Dear Mr. Katz:
Mayer, Brown, Rowe & Maw submits these comments to the Securities and Exchange Commission (the "Commission") regarding the proposed amendments to Forms N-1, N-2, N-3 and N-CSR under the Investment Company Act of 1940, as amended (the "1940 Act") to require disclosure of investment company proxy voting policies and voting records (the "Proxy Disclosure Proposals"). As counsel to many groups of trustees or directors of investment companies who are not "interested persons" of the funds or their investment advisers or distributors ("Independent Board Members"), we must emphasize that Independent Board Members, as watchdogs for their funds, do pay attention to the funds' proxy voting arrangements in order to assure that their own and the advisers' fiduciary responsibilities are being fulfilled. Consequently, they would support a revision to the Commission's initiative that would encourage the Independent Board Members' role in the proxy voting process. Under such circumstances they would support disclosure about the proxy voting procedures used by their funds, including making available to the public the funds' or the adviser's proxy voting policies. However, incorporating that information into the Statement of Additional Information suggests disproportionate importance to these policies compared to, for example, the Code of Ethics pursuant to Section 17(j) of the 1940 Act. We believe that disclosure of such policies should parallel the form of disclosure adopted in existing Commission rules for the Code.
The Independent Board Members we represent believe that, as with other conflicts of interest that the Commission relies upon Independent Board Members to address, they are capable of discharging all necessary oversight, without politicizing the process through disclosing every single proxy vote and every deviation from policy, thereby encouraging special interest groups to lobby regarding particular votes. Even more than the costs of fulfilling the proposed disclosure obligations contemplated by the Proxy Disclosure Proposals, funds would be saddled with the costs of dealing with shareholders expressing concerns particular to themselves and not related to the investment returns of the fund generally. The form letter comments to the Proxy Voting Proposals demonstrate the ways in which individual proxy votes may become subject to campaigns relating to social issues, in this particular case the issue of "transparency." Notwithstanding the hopes of the proponents of detailed proxy voting disclosure, issues on which funds' portfolio companies seek shareholder approval are not such as would have prevented the corporate frauds of which shareholders, including mutual funds, legitimately complain. Shareholders are not generally asked to approve officer compensation packages or particular acquisitions or dispositions of subsidiaries or derivative securities. A fund is unlikely to own shares in a portfolio company unless its adviser believes in the ability of the company's management to increase shareholder value, which is, of course, the concern that Independent Board Members have the responsibility to assure remains preeminent. Even in such circumstances, existing policies provide for voting against management on particular issues, particularly those in which the interests of management are not fully consistent with that of shareholders.

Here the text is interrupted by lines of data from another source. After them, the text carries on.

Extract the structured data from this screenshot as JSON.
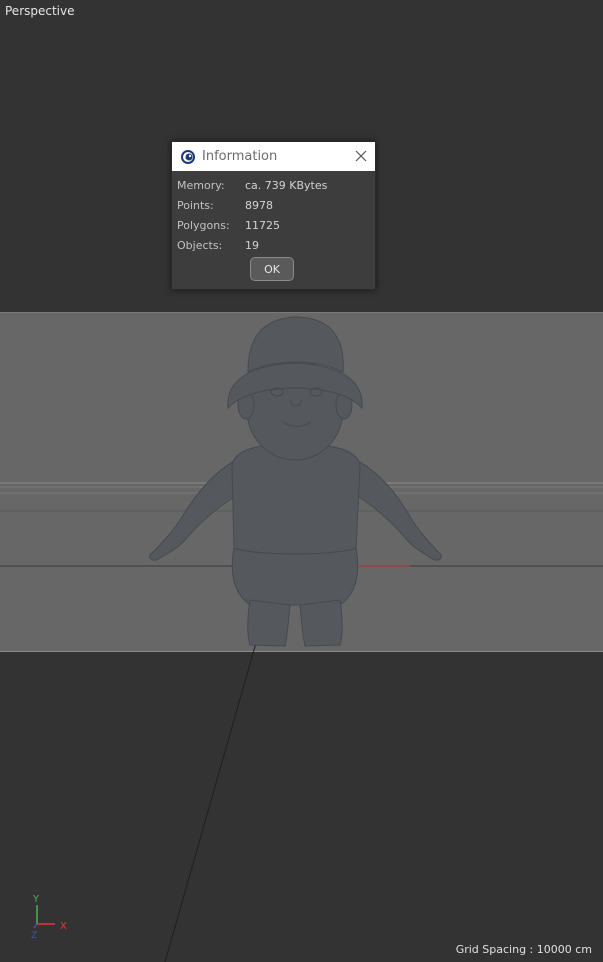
{
  "viewport": {
    "view_name": "Perspective",
    "grid_spacing": "Grid Spacing : 10000 cm"
  },
  "dialog": {
    "title": "Information",
    "rows": [
      {
        "label": "Memory:",
        "value": "ca. 739 KBytes"
      },
      {
        "label": "Points:",
        "value": "8978"
      },
      {
        "label": "Polygons:",
        "value": "11725"
      },
      {
        "label": "Objects:",
        "value": "19"
      }
    ],
    "ok_label": "OK"
  },
  "axis_gizmo": {
    "y_label": "Y",
    "x_label": "X",
    "z_label": "Z",
    "colors": {
      "y": "#4caf50",
      "x": "#e53935",
      "z": "#3f51b5"
    }
  },
  "colors": {
    "viewport_bg": "#333333",
    "scene_band": "#676767",
    "model": "#55595e"
  },
  "icons": [
    "cinema4d-app-icon",
    "close-icon"
  ]
}
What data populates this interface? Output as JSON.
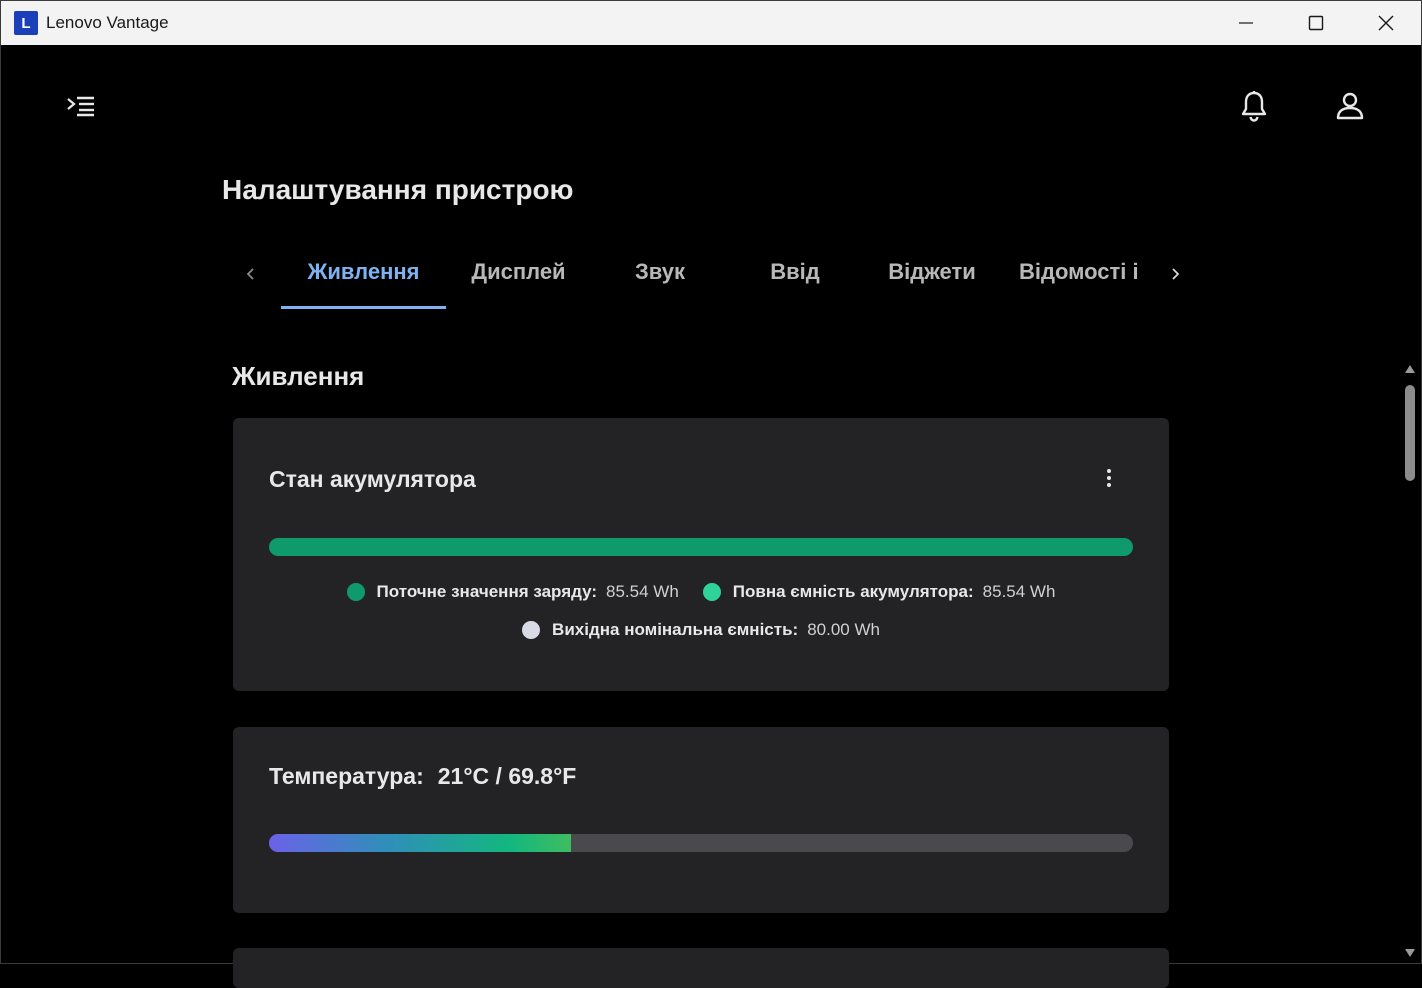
{
  "window": {
    "title": "Lenovo Vantage",
    "logo_letter": "L",
    "logo_color": "#1a3fb8"
  },
  "header": {
    "menu_icon": "menu-collapse-icon",
    "notifications_icon": "bell-icon",
    "account_icon": "person-icon"
  },
  "page": {
    "title": "Налаштування пристрою"
  },
  "tabs": {
    "items": [
      {
        "label": "Живлення",
        "active": true
      },
      {
        "label": "Дисплей",
        "active": false
      },
      {
        "label": "Звук",
        "active": false
      },
      {
        "label": "Ввід",
        "active": false
      },
      {
        "label": "Віджети",
        "active": false
      },
      {
        "label": "Відомості і",
        "active": false
      }
    ],
    "accent_color": "#7fb2f0"
  },
  "section": {
    "title": "Живлення"
  },
  "battery_card": {
    "title": "Стан акумулятора",
    "fill_fraction": 1.0,
    "bar_color": "#0f9a6c",
    "legend": [
      {
        "label": "Поточне значення заряду:",
        "value": "85.54 Wh",
        "color": "#0f9a6c"
      },
      {
        "label": "Повна ємність акумулятора:",
        "value": "85.54 Wh",
        "color": "#2fd39a"
      },
      {
        "label": "Вихідна номінальна ємність:",
        "value": "80.00 Wh",
        "color": "#d8dbe6"
      }
    ]
  },
  "temperature_card": {
    "label": "Температура:",
    "value": "21°C / 69.8°F",
    "fill_fraction": 0.35
  }
}
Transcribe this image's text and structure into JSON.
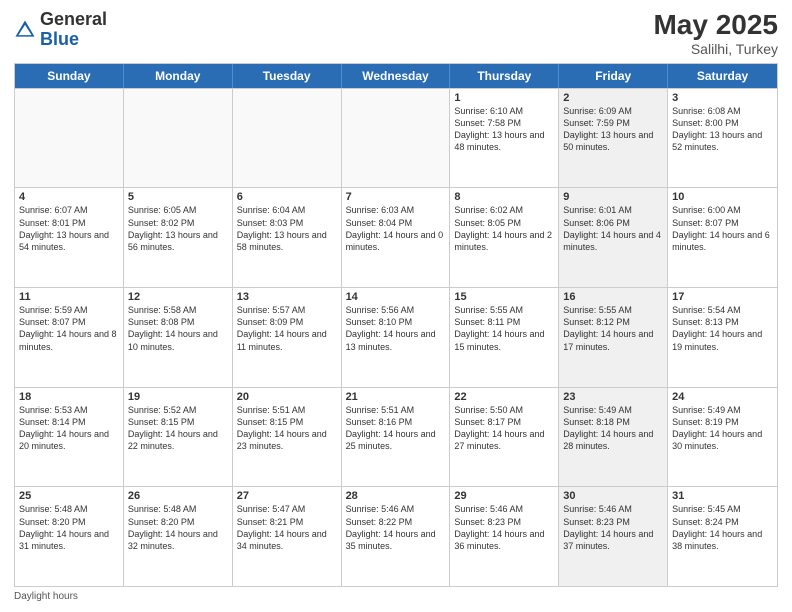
{
  "header": {
    "logo_general": "General",
    "logo_blue": "Blue",
    "month_year": "May 2025",
    "location": "Salilhi, Turkey"
  },
  "days_of_week": [
    "Sunday",
    "Monday",
    "Tuesday",
    "Wednesday",
    "Thursday",
    "Friday",
    "Saturday"
  ],
  "weeks": [
    [
      {
        "day": "",
        "sunrise": "",
        "sunset": "",
        "daylight": "",
        "shaded": false
      },
      {
        "day": "",
        "sunrise": "",
        "sunset": "",
        "daylight": "",
        "shaded": false
      },
      {
        "day": "",
        "sunrise": "",
        "sunset": "",
        "daylight": "",
        "shaded": false
      },
      {
        "day": "",
        "sunrise": "",
        "sunset": "",
        "daylight": "",
        "shaded": false
      },
      {
        "day": "1",
        "sunrise": "Sunrise: 6:10 AM",
        "sunset": "Sunset: 7:58 PM",
        "daylight": "Daylight: 13 hours and 48 minutes.",
        "shaded": false
      },
      {
        "day": "2",
        "sunrise": "Sunrise: 6:09 AM",
        "sunset": "Sunset: 7:59 PM",
        "daylight": "Daylight: 13 hours and 50 minutes.",
        "shaded": true
      },
      {
        "day": "3",
        "sunrise": "Sunrise: 6:08 AM",
        "sunset": "Sunset: 8:00 PM",
        "daylight": "Daylight: 13 hours and 52 minutes.",
        "shaded": false
      }
    ],
    [
      {
        "day": "4",
        "sunrise": "Sunrise: 6:07 AM",
        "sunset": "Sunset: 8:01 PM",
        "daylight": "Daylight: 13 hours and 54 minutes.",
        "shaded": false
      },
      {
        "day": "5",
        "sunrise": "Sunrise: 6:05 AM",
        "sunset": "Sunset: 8:02 PM",
        "daylight": "Daylight: 13 hours and 56 minutes.",
        "shaded": false
      },
      {
        "day": "6",
        "sunrise": "Sunrise: 6:04 AM",
        "sunset": "Sunset: 8:03 PM",
        "daylight": "Daylight: 13 hours and 58 minutes.",
        "shaded": false
      },
      {
        "day": "7",
        "sunrise": "Sunrise: 6:03 AM",
        "sunset": "Sunset: 8:04 PM",
        "daylight": "Daylight: 14 hours and 0 minutes.",
        "shaded": false
      },
      {
        "day": "8",
        "sunrise": "Sunrise: 6:02 AM",
        "sunset": "Sunset: 8:05 PM",
        "daylight": "Daylight: 14 hours and 2 minutes.",
        "shaded": false
      },
      {
        "day": "9",
        "sunrise": "Sunrise: 6:01 AM",
        "sunset": "Sunset: 8:06 PM",
        "daylight": "Daylight: 14 hours and 4 minutes.",
        "shaded": true
      },
      {
        "day": "10",
        "sunrise": "Sunrise: 6:00 AM",
        "sunset": "Sunset: 8:07 PM",
        "daylight": "Daylight: 14 hours and 6 minutes.",
        "shaded": false
      }
    ],
    [
      {
        "day": "11",
        "sunrise": "Sunrise: 5:59 AM",
        "sunset": "Sunset: 8:07 PM",
        "daylight": "Daylight: 14 hours and 8 minutes.",
        "shaded": false
      },
      {
        "day": "12",
        "sunrise": "Sunrise: 5:58 AM",
        "sunset": "Sunset: 8:08 PM",
        "daylight": "Daylight: 14 hours and 10 minutes.",
        "shaded": false
      },
      {
        "day": "13",
        "sunrise": "Sunrise: 5:57 AM",
        "sunset": "Sunset: 8:09 PM",
        "daylight": "Daylight: 14 hours and 11 minutes.",
        "shaded": false
      },
      {
        "day": "14",
        "sunrise": "Sunrise: 5:56 AM",
        "sunset": "Sunset: 8:10 PM",
        "daylight": "Daylight: 14 hours and 13 minutes.",
        "shaded": false
      },
      {
        "day": "15",
        "sunrise": "Sunrise: 5:55 AM",
        "sunset": "Sunset: 8:11 PM",
        "daylight": "Daylight: 14 hours and 15 minutes.",
        "shaded": false
      },
      {
        "day": "16",
        "sunrise": "Sunrise: 5:55 AM",
        "sunset": "Sunset: 8:12 PM",
        "daylight": "Daylight: 14 hours and 17 minutes.",
        "shaded": true
      },
      {
        "day": "17",
        "sunrise": "Sunrise: 5:54 AM",
        "sunset": "Sunset: 8:13 PM",
        "daylight": "Daylight: 14 hours and 19 minutes.",
        "shaded": false
      }
    ],
    [
      {
        "day": "18",
        "sunrise": "Sunrise: 5:53 AM",
        "sunset": "Sunset: 8:14 PM",
        "daylight": "Daylight: 14 hours and 20 minutes.",
        "shaded": false
      },
      {
        "day": "19",
        "sunrise": "Sunrise: 5:52 AM",
        "sunset": "Sunset: 8:15 PM",
        "daylight": "Daylight: 14 hours and 22 minutes.",
        "shaded": false
      },
      {
        "day": "20",
        "sunrise": "Sunrise: 5:51 AM",
        "sunset": "Sunset: 8:15 PM",
        "daylight": "Daylight: 14 hours and 23 minutes.",
        "shaded": false
      },
      {
        "day": "21",
        "sunrise": "Sunrise: 5:51 AM",
        "sunset": "Sunset: 8:16 PM",
        "daylight": "Daylight: 14 hours and 25 minutes.",
        "shaded": false
      },
      {
        "day": "22",
        "sunrise": "Sunrise: 5:50 AM",
        "sunset": "Sunset: 8:17 PM",
        "daylight": "Daylight: 14 hours and 27 minutes.",
        "shaded": false
      },
      {
        "day": "23",
        "sunrise": "Sunrise: 5:49 AM",
        "sunset": "Sunset: 8:18 PM",
        "daylight": "Daylight: 14 hours and 28 minutes.",
        "shaded": true
      },
      {
        "day": "24",
        "sunrise": "Sunrise: 5:49 AM",
        "sunset": "Sunset: 8:19 PM",
        "daylight": "Daylight: 14 hours and 30 minutes.",
        "shaded": false
      }
    ],
    [
      {
        "day": "25",
        "sunrise": "Sunrise: 5:48 AM",
        "sunset": "Sunset: 8:20 PM",
        "daylight": "Daylight: 14 hours and 31 minutes.",
        "shaded": false
      },
      {
        "day": "26",
        "sunrise": "Sunrise: 5:48 AM",
        "sunset": "Sunset: 8:20 PM",
        "daylight": "Daylight: 14 hours and 32 minutes.",
        "shaded": false
      },
      {
        "day": "27",
        "sunrise": "Sunrise: 5:47 AM",
        "sunset": "Sunset: 8:21 PM",
        "daylight": "Daylight: 14 hours and 34 minutes.",
        "shaded": false
      },
      {
        "day": "28",
        "sunrise": "Sunrise: 5:46 AM",
        "sunset": "Sunset: 8:22 PM",
        "daylight": "Daylight: 14 hours and 35 minutes.",
        "shaded": false
      },
      {
        "day": "29",
        "sunrise": "Sunrise: 5:46 AM",
        "sunset": "Sunset: 8:23 PM",
        "daylight": "Daylight: 14 hours and 36 minutes.",
        "shaded": false
      },
      {
        "day": "30",
        "sunrise": "Sunrise: 5:46 AM",
        "sunset": "Sunset: 8:23 PM",
        "daylight": "Daylight: 14 hours and 37 minutes.",
        "shaded": true
      },
      {
        "day": "31",
        "sunrise": "Sunrise: 5:45 AM",
        "sunset": "Sunset: 8:24 PM",
        "daylight": "Daylight: 14 hours and 38 minutes.",
        "shaded": false
      }
    ]
  ],
  "footer": {
    "note": "Daylight hours"
  },
  "colors": {
    "header_bg": "#2a6db5",
    "shaded_cell": "#f0f0f0",
    "normal_cell": "#ffffff",
    "empty_cell": "#f9f9f9"
  }
}
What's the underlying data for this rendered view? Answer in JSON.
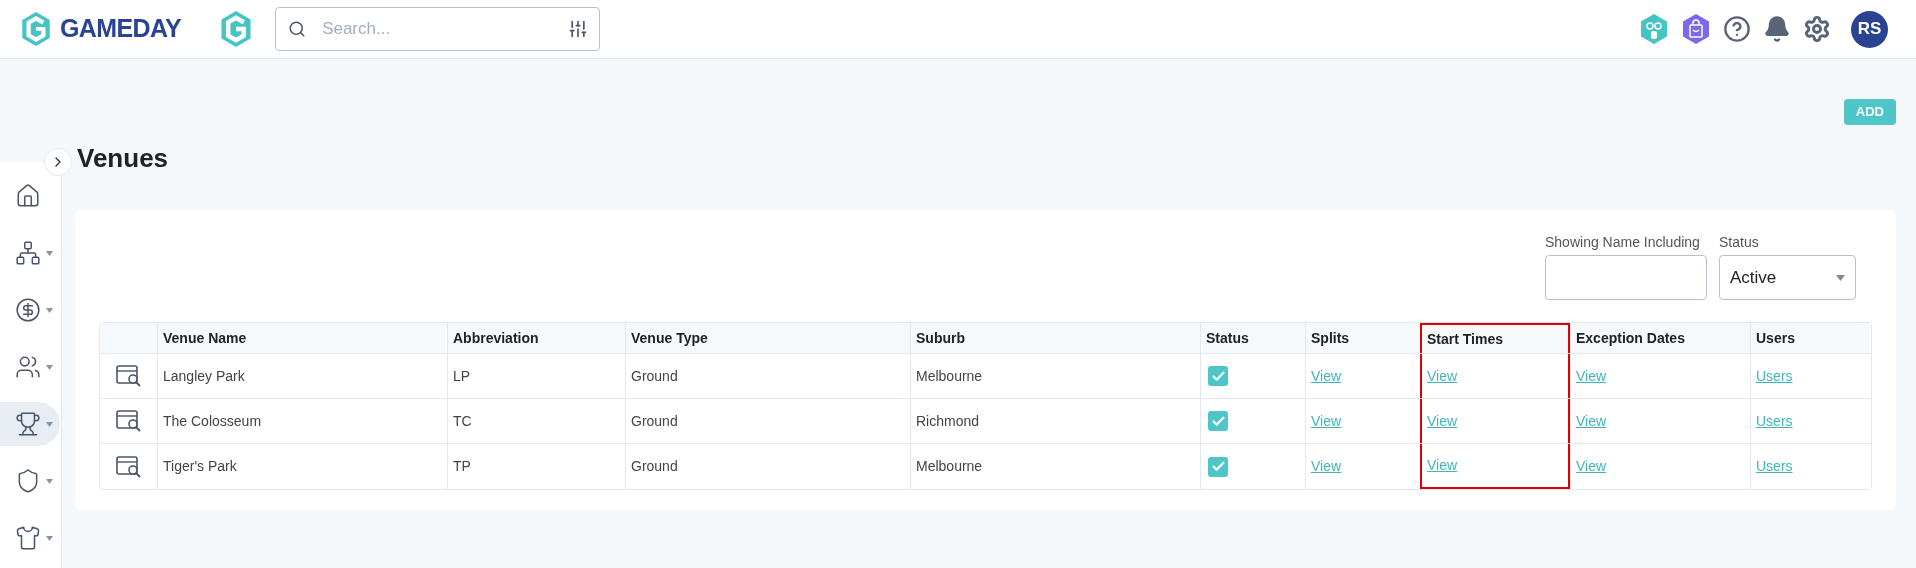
{
  "header": {
    "logo_text": "GAMEDAY",
    "search": {
      "placeholder": "Search..."
    },
    "avatar_initials": "RS"
  },
  "sidebar": {
    "items": [
      {
        "selected": false,
        "has_menu": false
      },
      {
        "selected": false,
        "has_menu": true
      },
      {
        "selected": false,
        "has_menu": true
      },
      {
        "selected": false,
        "has_menu": true
      },
      {
        "selected": true,
        "has_menu": true
      },
      {
        "selected": false,
        "has_menu": true
      },
      {
        "selected": false,
        "has_menu": true
      }
    ]
  },
  "page": {
    "title": "Venues",
    "add_button": "ADD"
  },
  "filters": {
    "name_label": "Showing Name Including",
    "status_label": "Status",
    "status_value": "Active"
  },
  "table": {
    "columns": [
      {
        "label": "Venue Name",
        "highlighted": false
      },
      {
        "label": "Abbreviation",
        "highlighted": false
      },
      {
        "label": "Venue Type",
        "highlighted": false
      },
      {
        "label": "Suburb",
        "highlighted": false
      },
      {
        "label": "Status",
        "highlighted": false
      },
      {
        "label": "Splits",
        "highlighted": false
      },
      {
        "label": "Start Times",
        "highlighted": true
      },
      {
        "label": "Exception Dates",
        "highlighted": false
      },
      {
        "label": "Users",
        "highlighted": false
      }
    ],
    "rows": [
      {
        "name": "Langley Park",
        "abbreviation": "LP",
        "type": "Ground",
        "suburb": "Melbourne",
        "checked": true,
        "splits": "View",
        "start_times": "View",
        "exception_dates": "View",
        "users": "Users"
      },
      {
        "name": "The Colosseum",
        "abbreviation": "TC",
        "type": "Ground",
        "suburb": "Richmond",
        "checked": true,
        "splits": "View",
        "start_times": "View",
        "exception_dates": "View",
        "users": "Users"
      },
      {
        "name": "Tiger's Park",
        "abbreviation": "TP",
        "type": "Ground",
        "suburb": "Melbourne",
        "checked": true,
        "splits": "View",
        "start_times": "View",
        "exception_dates": "View",
        "users": "Users"
      }
    ]
  }
}
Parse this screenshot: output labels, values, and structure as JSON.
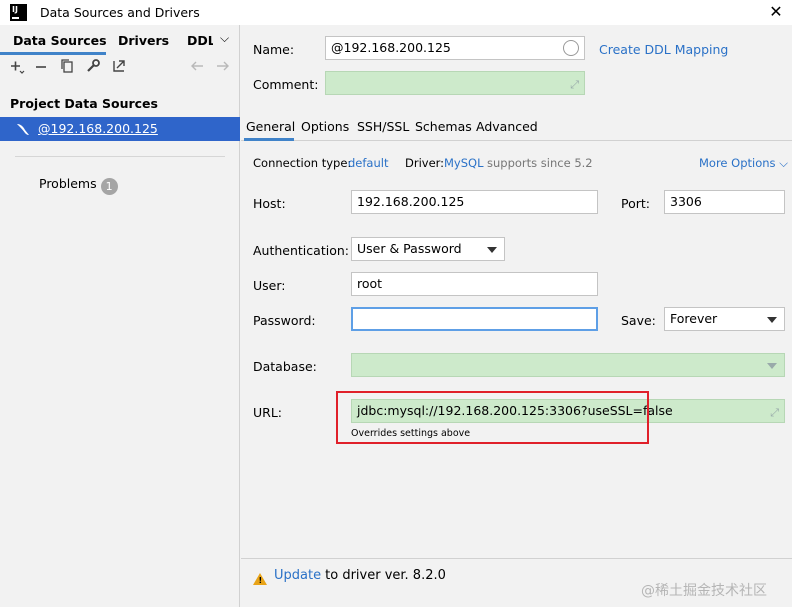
{
  "window": {
    "logo": "IJ",
    "title": "Data Sources and Drivers",
    "close_glyph": "✕"
  },
  "left": {
    "tabs": [
      "Data Sources",
      "Drivers",
      "DDL"
    ],
    "tab_more_glyph": "⌵",
    "section_title": "Project Data Sources",
    "items": [
      {
        "label": "@192.168.200.125"
      }
    ],
    "problems_label": "Problems",
    "problems_count": "1"
  },
  "form": {
    "name_label": "Name:",
    "name_value": "@192.168.200.125",
    "create_ddl_label": "Create DDL Mapping",
    "comment_label": "Comment:",
    "tabs": [
      "General",
      "Options",
      "SSH/SSL",
      "Schemas",
      "Advanced"
    ],
    "connection_type_label": "Connection type:",
    "connection_type_value": "default",
    "driver_label": "Driver:",
    "driver_value": "MySQL",
    "driver_suffix": "supports since 5.2",
    "more_options_label": "More Options ⌵",
    "host_label": "Host:",
    "host_value": "192.168.200.125",
    "port_label": "Port:",
    "port_value": "3306",
    "auth_label": "Authentication:",
    "auth_value": "User & Password",
    "user_label": "User:",
    "user_value": "root",
    "password_label": "Password:",
    "password_value": "",
    "save_label": "Save:",
    "save_value": "Forever",
    "database_label": "Database:",
    "database_value": "",
    "url_label": "URL:",
    "url_value": "jdbc:mysql://192.168.200.125:3306?useSSL=false",
    "url_hint": "Overrides settings above"
  },
  "footer": {
    "update_link": "Update",
    "update_text": " to driver ver. 8.2.0",
    "watermark": "@稀土掘金技术社区"
  },
  "colors": {
    "accent": "#2f65ca",
    "link": "#2a71c7",
    "highlight_box": "#e0202a",
    "green_field": "#cdeacb"
  }
}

The Proxy Voting Proposals appropriately raise the issue of conflicts of interest involved in proxy voting. Investment advisers, or their affiliates, may have relationships with portfolio companies besides those as representative of their investing clients. Advisers should be required to disclose such conflicts to Independent Board Members and the funds could be required to make disclosure regarding the ways in which the Independent Board Members attend to such conflicts. In our view that would be preferable to mandating that every vote be publicly reported, whether a conflict is present or not. It would achieve the purposes sought to be accomplished by the current Proxy Voting Proposals at lower cost and with more attention to the potential abuses about which the Commission and the shareholders seek to establish protections.
We thank you for permitting us to present our views on this matter. If you have any questions or comments, please do not hesitate to contact Ronald M. Feiman at (202) 506-2673, firstname.lastname@example.org, David M. Butowsky at (212) 506-2580, email@example.com, or Stuart M. Strauss at (212) 506-2695, firstname.lastname@example.org.